To assess the efficacy of laparoscopic surgery in the treatment of pelvic pain associated with endometriosis. The review aims to compare the effectiveness of any laparoscopic procedure versus any other treatment modality, including expectant management. The search strategy of the Menstrual Disorders and Subfertility Review Group was used to identify all publications that described or might have described randomised trials of laparoscopic surgery in the treatment of symptomatic endometriosis. For a full description of the Review Group strategy see the Review Group details. Trials were selected if they were randomised and compared the effectiveness of laparoscopic surgery in the treatment of pelvic pain associated with endometriosis, with other treatment modalities or placebo. One study had data appropriate for inclusion within the review. This study compared laparoscopic laser surgery with diagnostic laparoscopy. Pain relief was the primary outcome measure. The data was extracted independently by two reviewers. In comparison to expectant treatment there is a significant degree of pain relief at six months after surgery with laser laparoscopic surgery for minimal, mild and moderate endometriosis. Odds Ratio (OR) 4.97, 95% Confidence Interval (CI) 1.85,13.39 The combined surgical approach of laparoscopic laser ablation, adhesiolysis and uterine nerve ablation is likely to be a beneficial treatment for pelvic pain associated with minimal, mild and moderate endometriosis. As only one trial is included in the analysis, this conclusion should be interpreted with caution.
Article
This article has no abstract; the first 100 words appear below. CONSIDERABLE relief of symptoms has been reported for patients with angina pectoris subjected to bilateral ligation of the internal mammary arteries.¹²³⁴ The physiologic basis for the relief of angina afforded by this rather simple operation is not clear. Allegedly, increased coronary flow is facilitated through collateral channels proximal to the site of ligation; these potential channels apparently do exist, as demonstrated by the injection studies of Battezzati et al.¹ and Kitchell, Glover and Kyle.² However, definitely increased coronary flow after bilateral internal-mammary-artery ligation has not been shown. Furthermore, this procedure does not afford protection to dogs after ligation of the . . . *From the departments of Medicine and Surgery, University of Washington School of Medicine. Supported in part by a grant-in-aid (H908C6) from the National Heart Institute, National Institutes of Health, United States Public Health Service. **One patient in the ligated group inadvertently was not exercised before surgery. Source Information SEATTLE, WASHINGTON †Instructor in medicine, University of Washington School of Medicine. ‡Instructor in surgery, University of Washington School of Medicine; associate chief of surgery, Veterans Administration Hospital. §Instructor in surgery, University of Washington School of Medicine. ¶Professor of surgery, University of Washington School of Medicine. ∥Associate professor of medicine, University of Washington School of Medicine.

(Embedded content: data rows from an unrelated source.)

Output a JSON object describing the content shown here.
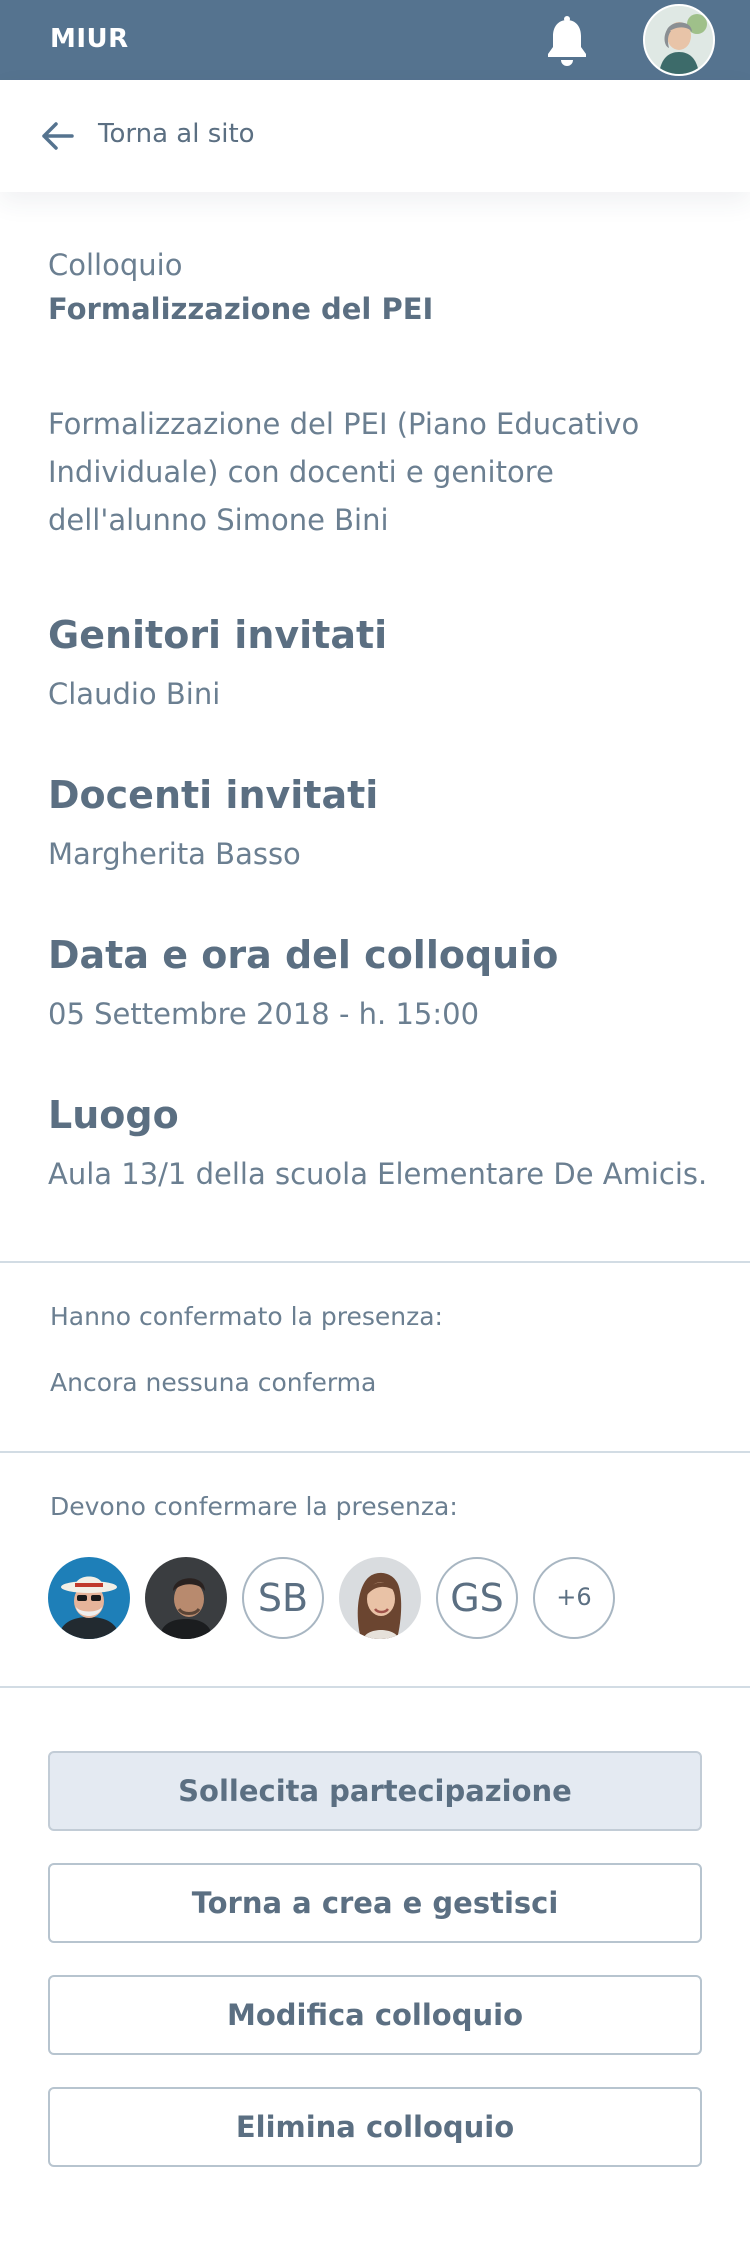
{
  "header": {
    "brand": "MIUR",
    "icons": {
      "notifications": "bell-icon",
      "profile": "user-avatar"
    },
    "color": "#55738f"
  },
  "back": {
    "label": "Torna al sito",
    "icon": "arrow-left-icon"
  },
  "meeting": {
    "type": "Colloquio",
    "title": "Formalizzazione del PEI",
    "description": "Formalizzazione del PEI (Piano Educativo Individuale) con docenti e genitore dell'alunno Simone Bini"
  },
  "sections": {
    "parents": {
      "title": "Genitori invitati",
      "value": "Claudio Bini"
    },
    "teachers": {
      "title": "Docenti invitati",
      "value": "Margherita Basso"
    },
    "datetime": {
      "title": "Data e ora del colloquio",
      "value": "05 Settembre 2018 - h. 15:00"
    },
    "place": {
      "title": "Luogo",
      "value": "Aula 13/1 della scuola Elementare De Amicis."
    }
  },
  "confirmed": {
    "label": "Hanno confermato la presenza:",
    "value": "Ancora nessuna conferma"
  },
  "pending": {
    "label": "Devono confermare la presenza:",
    "avatars": [
      {
        "kind": "photo",
        "name": "avatar-man-hat"
      },
      {
        "kind": "photo",
        "name": "avatar-man-dark"
      },
      {
        "kind": "initials",
        "initials": "SB"
      },
      {
        "kind": "photo",
        "name": "avatar-woman"
      },
      {
        "kind": "initials",
        "initials": "GS"
      },
      {
        "kind": "more",
        "count": "+6"
      }
    ]
  },
  "actions": {
    "remind": "Sollecita partecipazione",
    "back_manage": "Torna a crea e gestisci",
    "edit": "Modifica colloquio",
    "delete": "Elimina colloquio"
  },
  "colors": {
    "text": "#5b6f82",
    "accent": "#55738f",
    "primary_button_bg": "#e4eaf2"
  }
}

Surgical management of deeply infiltrating endometriosis Endometriosis— current understanding and management
  • P Koninckx
  • Martin
Koninckx P, Martin D. Surgical management of deeply infiltrating endometriosis. In: Shaw R, ed. Endometriosis— current understanding and management. Oxford: Blackwell Scientific, 1995:264 – 81.
Excision of endometriosis for pain: RCT
  • Abbott
884 Abbott et al. Excision of endometriosis for pain: RCT Vol. 82, No. 4, October 2004